      Lowrey, Wesley D.; Department of Biological Sciences (Brock University, 2004-07-14)

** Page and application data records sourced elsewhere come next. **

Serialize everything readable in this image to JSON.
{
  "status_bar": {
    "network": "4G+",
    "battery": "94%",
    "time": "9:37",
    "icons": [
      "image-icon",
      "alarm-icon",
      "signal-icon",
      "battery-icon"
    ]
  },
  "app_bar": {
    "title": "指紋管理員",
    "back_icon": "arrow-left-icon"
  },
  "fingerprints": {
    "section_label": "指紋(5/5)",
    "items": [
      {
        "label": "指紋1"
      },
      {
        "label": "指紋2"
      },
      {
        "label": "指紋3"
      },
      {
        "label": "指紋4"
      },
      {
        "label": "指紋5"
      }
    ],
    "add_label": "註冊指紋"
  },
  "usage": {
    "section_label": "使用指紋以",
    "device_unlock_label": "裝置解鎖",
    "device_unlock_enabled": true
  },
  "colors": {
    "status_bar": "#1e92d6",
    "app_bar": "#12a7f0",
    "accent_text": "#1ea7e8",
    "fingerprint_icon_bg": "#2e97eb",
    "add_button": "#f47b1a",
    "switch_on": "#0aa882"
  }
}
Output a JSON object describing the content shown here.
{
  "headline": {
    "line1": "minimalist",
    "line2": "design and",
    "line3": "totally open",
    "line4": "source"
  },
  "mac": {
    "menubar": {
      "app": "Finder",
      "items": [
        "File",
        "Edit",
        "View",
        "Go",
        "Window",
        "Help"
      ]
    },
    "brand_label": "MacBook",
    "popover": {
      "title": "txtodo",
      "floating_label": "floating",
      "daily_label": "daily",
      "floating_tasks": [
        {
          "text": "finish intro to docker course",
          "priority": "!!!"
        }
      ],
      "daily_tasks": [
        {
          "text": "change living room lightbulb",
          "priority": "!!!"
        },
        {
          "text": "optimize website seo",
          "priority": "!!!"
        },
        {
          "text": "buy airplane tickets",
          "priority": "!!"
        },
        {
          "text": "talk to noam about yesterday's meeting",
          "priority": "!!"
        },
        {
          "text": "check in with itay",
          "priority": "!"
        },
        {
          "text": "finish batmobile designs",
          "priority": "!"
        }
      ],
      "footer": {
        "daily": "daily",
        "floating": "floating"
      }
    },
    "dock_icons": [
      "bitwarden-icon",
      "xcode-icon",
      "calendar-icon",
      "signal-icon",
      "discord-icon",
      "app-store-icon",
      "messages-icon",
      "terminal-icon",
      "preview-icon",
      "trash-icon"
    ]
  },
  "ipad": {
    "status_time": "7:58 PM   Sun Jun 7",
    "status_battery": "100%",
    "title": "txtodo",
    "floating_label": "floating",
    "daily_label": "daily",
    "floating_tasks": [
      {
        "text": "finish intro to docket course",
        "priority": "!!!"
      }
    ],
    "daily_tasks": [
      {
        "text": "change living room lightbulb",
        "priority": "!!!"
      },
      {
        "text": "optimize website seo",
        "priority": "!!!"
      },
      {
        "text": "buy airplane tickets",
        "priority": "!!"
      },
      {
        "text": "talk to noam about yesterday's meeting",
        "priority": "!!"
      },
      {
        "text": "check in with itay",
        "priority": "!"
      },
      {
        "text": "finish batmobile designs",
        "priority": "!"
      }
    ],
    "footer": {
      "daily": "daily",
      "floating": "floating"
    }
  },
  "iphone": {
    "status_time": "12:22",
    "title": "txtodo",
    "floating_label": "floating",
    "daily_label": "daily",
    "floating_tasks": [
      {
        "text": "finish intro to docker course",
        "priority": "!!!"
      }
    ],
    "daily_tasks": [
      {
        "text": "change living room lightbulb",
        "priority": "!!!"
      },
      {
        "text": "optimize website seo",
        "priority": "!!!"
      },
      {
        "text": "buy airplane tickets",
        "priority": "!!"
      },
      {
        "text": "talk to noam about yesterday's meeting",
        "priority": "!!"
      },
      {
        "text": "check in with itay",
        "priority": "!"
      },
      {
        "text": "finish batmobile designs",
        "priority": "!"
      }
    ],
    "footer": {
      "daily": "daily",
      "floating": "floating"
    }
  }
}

      A study was devised to evaluate influences of irrigation and fertigation practices on Vitis vinifera and Vitis labruscana grapes in the Niagara Peninsula. A modified FAO Penman- Monteith evapotranspiration formula was used to calculate water budgets and schedule irrigations. Five deficit irrigation treatments (non-irrigated control; deficits imposed postbloom, lag phase, and veraison; fiiU season irrigation) were employed in a Chardonnay vineyard. Transpiration rate (4-7 /xg H20/cmVs) and soil moisture data demonstrated that the control and early deficit treatments were under water stress throughout the season. The fiiU season irrigation treatment showed an 18% (2001) and 19% (2002) increase in yield over control due to increased berry weight. Soluble solids and wine quality were not compromised, and the fiiU season treatment showed similar or higher °Brix than all other treatments. Berry titratable acidity andpH also fell within acceptable levels for all five treatments. Irrigation/fertigation timing trials were conducted on Concord and Niagara vines in 2001- 02. The six Concord treatments consisted of a non-irrigated control, irrigation fi^om Eichhom and Lorenz (EL) stage 12 to harvest, and four fertigation treatments which applied 70 kg/ha urea. The nine Niagara treatments included a non-irrigated control, two irrigated treatments (ceasing at veraison and harvest, respectively) and six fertigation treatments of various durations. Slight yield increases (ca. 10% in Concord; 29% in Niagara) were accompanied by small decreases in soluble solids (1.5°Brix), and methyl anthranilate concentrations. Transpiration rate and soil moisture (1 1.9-16.3%) data suggested that severe water stress was present in these Toledo clay based vineyards.